*** Opening of Material for this exercise ***

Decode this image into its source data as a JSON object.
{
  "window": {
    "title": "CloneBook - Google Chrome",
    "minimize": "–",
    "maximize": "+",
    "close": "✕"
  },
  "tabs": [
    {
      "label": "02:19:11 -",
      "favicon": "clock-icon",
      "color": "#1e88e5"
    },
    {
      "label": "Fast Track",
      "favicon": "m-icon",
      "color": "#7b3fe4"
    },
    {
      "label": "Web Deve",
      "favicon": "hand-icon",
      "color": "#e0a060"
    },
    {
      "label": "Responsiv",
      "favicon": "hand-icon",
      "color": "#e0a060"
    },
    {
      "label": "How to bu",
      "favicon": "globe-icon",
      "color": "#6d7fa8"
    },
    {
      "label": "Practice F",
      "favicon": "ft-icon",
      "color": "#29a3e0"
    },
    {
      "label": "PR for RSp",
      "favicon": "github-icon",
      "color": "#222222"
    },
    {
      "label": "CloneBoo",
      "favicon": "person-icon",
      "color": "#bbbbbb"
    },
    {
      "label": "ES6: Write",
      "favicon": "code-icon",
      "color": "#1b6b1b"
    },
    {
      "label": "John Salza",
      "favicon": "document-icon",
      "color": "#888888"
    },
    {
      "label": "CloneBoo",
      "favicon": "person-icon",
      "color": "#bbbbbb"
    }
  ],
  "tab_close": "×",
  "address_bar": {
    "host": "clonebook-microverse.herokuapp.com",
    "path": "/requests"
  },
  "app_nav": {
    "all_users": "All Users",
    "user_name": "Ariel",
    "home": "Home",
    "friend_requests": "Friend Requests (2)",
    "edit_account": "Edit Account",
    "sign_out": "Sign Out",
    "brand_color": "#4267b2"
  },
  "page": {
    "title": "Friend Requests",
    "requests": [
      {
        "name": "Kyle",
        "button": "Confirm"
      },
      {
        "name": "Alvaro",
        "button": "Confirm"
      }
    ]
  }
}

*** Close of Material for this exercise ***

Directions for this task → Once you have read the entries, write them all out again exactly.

Solution to the problem →
Decode this image into its source data as a JSON object.
{
  "window": {
    "title": "CloneBook - Google Chrome",
    "minimize": "–",
    "maximize": "+",
    "close": "✕"
  },
  "tabs": [
    {
      "label": "02:19:11 -",
      "favicon": "clock-icon",
      "color": "#1e88e5"
    },
    {
      "label": "Fast Track",
      "favicon": "m-icon",
      "color": "#7b3fe4"
    },
    {
      "label": "Web Deve",
      "favicon": "hand-icon",
      "color": "#e0a060"
    },
    {
      "label": "Responsiv",
      "favicon": "hand-icon",
      "color": "#e0a060"
    },
    {
      "label": "How to bu",
      "favicon": "globe-icon",
      "color": "#6d7fa8"
    },
    {
      "label": "Practice F",
      "favicon": "ft-icon",
      "color": "#29a3e0"
    },
    {
      "label": "PR for RSp",
      "favicon": "github-icon",
      "color": "#222222"
    },
    {
      "label": "CloneBoo",
      "favicon": "person-icon",
      "color": "#bbbbbb"
    },
    {
      "label": "ES6: Write",
      "favicon": "code-icon",
      "color": "#1b6b1b"
    },
    {
      "label": "John Salza",
      "favicon": "document-icon",
      "color": "#888888"
    },
    {
      "label": "CloneBoo",
      "favicon": "person-icon",
      "color": "#bbbbbb"
    }
  ],
  "tab_close": "×",
  "address_bar": {
    "host": "clonebook-microverse.herokuapp.com",
    "path": "/requests"
  },
  "app_nav": {
    "all_users": "All Users",
    "user_name": "Ariel",
    "home": "Home",
    "friend_requests": "Friend Requests (2)",
    "edit_account": "Edit Account",
    "sign_out": "Sign Out",
    "brand_color": "#4267b2"
  },
  "page": {
    "title": "Friend Requests",
    "requests": [
      {
        "name": "Kyle",
        "button": "Confirm"
      },
      {
        "name": "Alvaro",
        "button": "Confirm"
      }
    ]
  }
}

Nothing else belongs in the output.